Replaces and expands on the provisions of the Air Transport Preclearance Agreement signed in 2001 between the Canada and the U.S.
What is Preclearance
Preclearance allows Canadian visitors to the U.S to clear U.S Customs and Immigration while still in Canada at a Canadian point of departure. Eight Canadian airports currently offer preclearance along with the Port of Vancouver, at Vancouver train station and some B.C-Washington ferry routes. This is to be expanded to include Toronto’s Billy Bishop and Quebec City’s Jean Lesage airports along with Montreal’s Central Station and Rocky Mountaineer a Canadian tour company offering train vacations on four rail routes in BC and AB. Goal is easier access to the US for Canadians.
What is it Different
Enhanced authority of US border agents operating in Canada. They would be granted the right to detain for an unspecified amount of time travelers who have entered the preclearance area and then changed their minds, the power to conduct strip searches in certain situations and the potential authority to carry arms. Canadian border agents operating in preclearance areas in the U.S would have equivalent powers.
Currently a Canadian going to the U.S. through a preclearance area (on Canadian Soil) can simply turn around and walk out if they choose to do so. Under the proposed bill they would not be able to walk out and instead would be forced to answer questions. If a person tried to leave they could be charged with failing to co-operate which under the bill is an offense they can be arrested for and potentially charged.  Given the additional authority granted to Preclearance officers the issue of “unreasonable delay” would also come into play. For example what is reasonable and what is unreasonable delay.

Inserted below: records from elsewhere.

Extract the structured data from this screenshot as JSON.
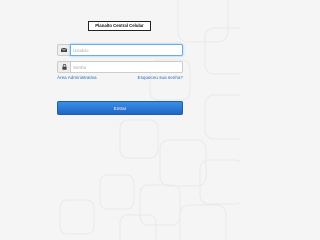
{
  "header": {
    "logo_text": "Planalto Central Celular"
  },
  "login": {
    "username": {
      "placeholder": "Usuário",
      "value": "",
      "icon": "envelope-icon"
    },
    "password": {
      "placeholder": "Senha",
      "value": "",
      "icon": "lock-icon"
    },
    "admin_link": "Área Administrativa",
    "forgot_link": "Esqueceu sua senha?",
    "submit_label": "Entrar"
  },
  "colors": {
    "background": "#f5f5f5",
    "accent": "#1f66c2",
    "link": "#2a6ebb",
    "focus_border": "#66afe9"
  }
}
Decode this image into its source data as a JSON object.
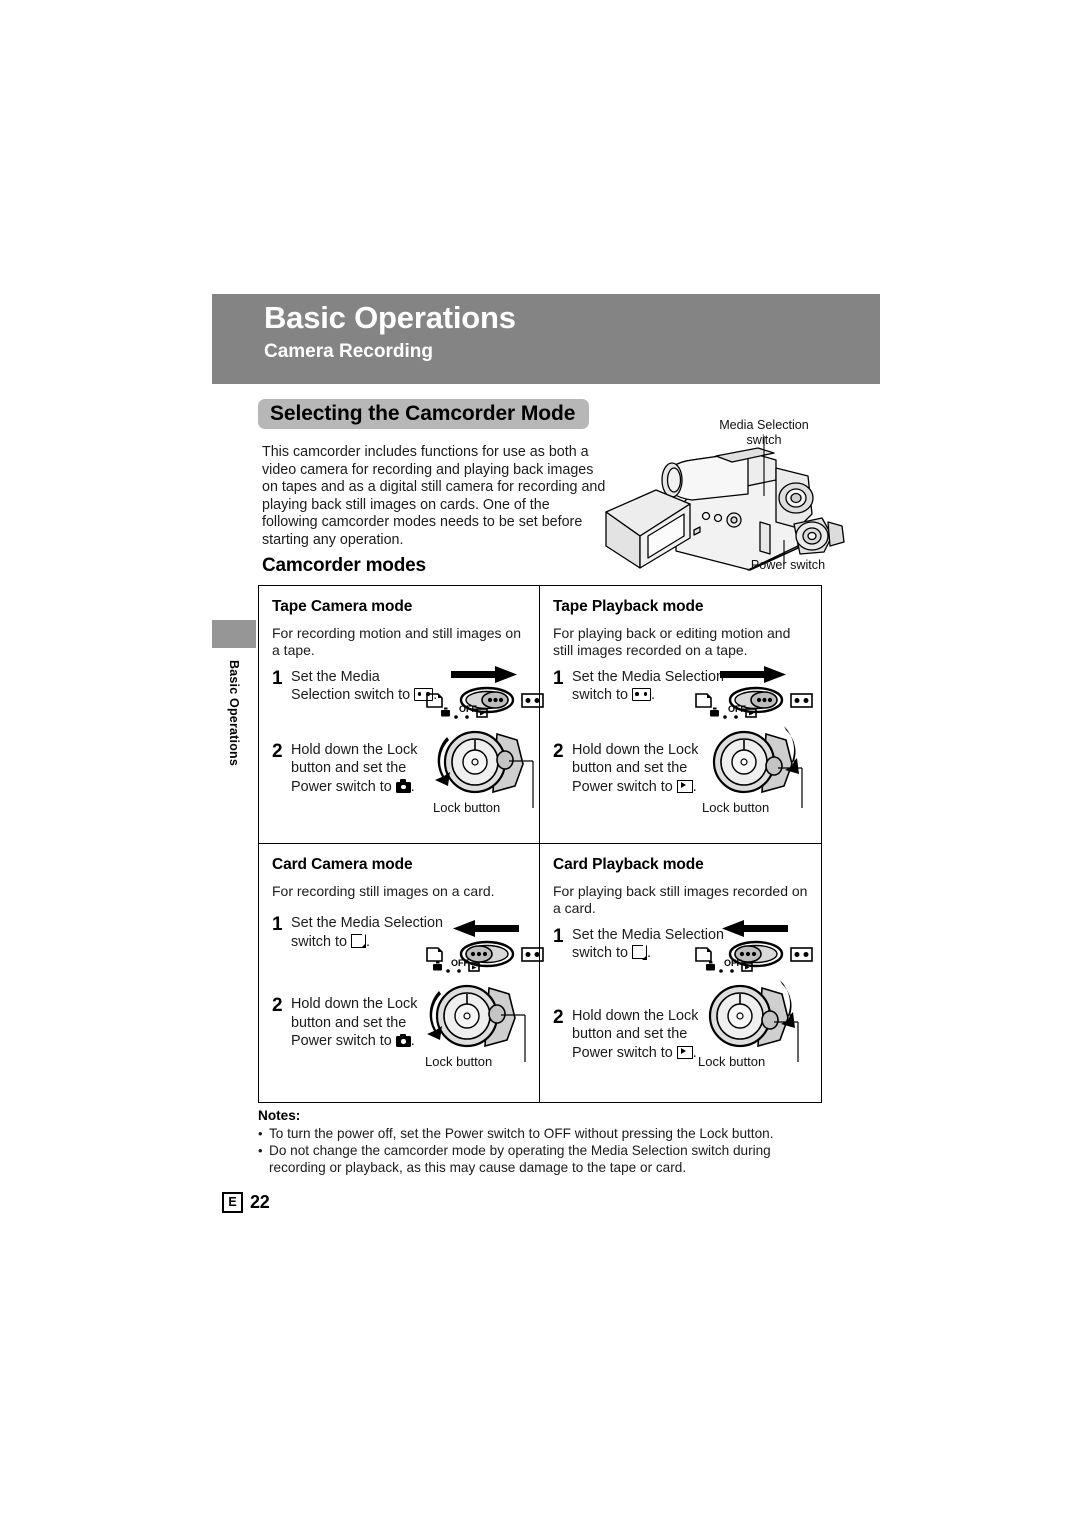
{
  "chapter": {
    "title": "Basic Operations",
    "subtitle": "Camera Recording",
    "band_color": "#848484"
  },
  "section": {
    "pill_label": "Selecting the Camcorder Mode",
    "pill_color": "#b7b7b7",
    "intro": "This camcorder includes functions for use as both a video camera for recording and playing back images on tapes and as a digital still camera for recording and playing back still images on cards. One of the following camcorder modes needs to be set before starting any operation.",
    "modes_heading": "Camcorder modes"
  },
  "illustration": {
    "media_selection_label": "Media Selection\nswitch",
    "power_switch_label": "Power switch"
  },
  "sidetab": {
    "label": "Basic Operations",
    "block_color": "#969696"
  },
  "modes": [
    {
      "title": "Tape Camera mode",
      "description": "For recording motion and still images on a tape.",
      "step1_num": "1",
      "step1_text_a": "Set the Media",
      "step1_text_b": "Selection switch to",
      "step1_target_icon": "tape-icon",
      "step1_period": ".",
      "switch_position": "right",
      "switch_arrow": "right",
      "step2_num": "2",
      "step2_text_a": "Hold down the Lock",
      "step2_text_b": "button and set the",
      "step2_text_c": "Power switch to",
      "step2_target_icon": "camera-icon",
      "step2_period": ".",
      "dial_target": "camera",
      "lock_caption": "Lock button"
    },
    {
      "title": "Tape Playback mode",
      "description": "For playing back or editing motion and still images recorded on a tape.",
      "step1_num": "1",
      "step1_text_a": "Set the Media Selection",
      "step1_text_b": "switch to",
      "step1_target_icon": "tape-icon",
      "step1_period": ".",
      "switch_position": "right",
      "switch_arrow": "right",
      "step2_num": "2",
      "step2_text_a": "Hold down the Lock",
      "step2_text_b": "button and set the",
      "step2_text_c": "Power switch to",
      "step2_target_icon": "play-icon",
      "step2_period": ".",
      "dial_target": "play",
      "lock_caption": "Lock button"
    },
    {
      "title": "Card Camera mode",
      "description": "For recording still images on a card.",
      "step1_num": "1",
      "step1_text_a": "Set the Media Selection",
      "step1_text_b": "switch to",
      "step1_target_icon": "card-icon",
      "step1_period": ".",
      "switch_position": "left",
      "switch_arrow": "left",
      "step2_num": "2",
      "step2_text_a": "Hold down the Lock",
      "step2_text_b": "button and set the",
      "step2_text_c": "Power switch to",
      "step2_target_icon": "camera-icon",
      "step2_period": ".",
      "dial_target": "camera",
      "lock_caption": "Lock button"
    },
    {
      "title": "Card Playback mode",
      "description": "For playing back still images recorded on a card.",
      "step1_num": "1",
      "step1_text_a": "Set the Media Selection",
      "step1_text_b": "switch to",
      "step1_target_icon": "card-icon",
      "step1_period": ".",
      "switch_position": "left",
      "switch_arrow": "left",
      "step2_num": "2",
      "step2_text_a": "Hold down the Lock",
      "step2_text_b": "button and set the",
      "step2_text_c": "Power switch to",
      "step2_target_icon": "play-icon",
      "step2_period": ".",
      "dial_target": "play",
      "lock_caption": "Lock button"
    }
  ],
  "dial_marks": {
    "off": "OFF"
  },
  "notes": {
    "title": "Notes:",
    "bullet": "•",
    "items": [
      "To turn the power off, set the Power switch to OFF without pressing the Lock button.",
      "Do not change the camcorder mode by operating the Media Selection switch during recording or playback, as this may cause damage to the tape or card."
    ]
  },
  "footer": {
    "region_code": "E",
    "page_number": "22"
  }
}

Under existing law a strip search can only be conducted by a Canadian officers, though a US officer can be present. C-23 states if a Canadian officer is unavailable or unwilling, the U.S officer can conduct the search. Concerns exist surrounding the definition and application of “unavailable” or “unwilling”. C-23 would also allow U.S officers to carry side-arms while on duty in Canada if working in an environment where CBSA officers are normally armed. 
With regards to Permanent Residency additional concerns arise. Under existing law, if a CBSA officer feels that a permanent resident has violated the terms of their residency (not really living in Canada for example) the officer can report them to Citizenship and Immigration but must allow the person to enter Canada. Permanent resident like Canadian Citizens enjoy an absolute right of entry. C-23 changes that as a CBSA agent posted at a U.S. airport has the right to prevent the resident from boarding a flight to Canada. The resident would have the option to enter from a land border where their right to enter Canada would still apply.
Is this Good or Bad for Canada
Prior to the election of President Trump the media for the most part described this a positive development with easier access to the US for Canadians. Post Trump the reaction has been different given concerns related to developments including the immigration executive order and potential impact on certain religious or ethnic groups.
At the end of the day preclearance is a reality and some would argue having on Canadian soil where we have the protections of the Charter of Rights and Freedoms, as an example, is preferred over U.S. laws while in the U.S.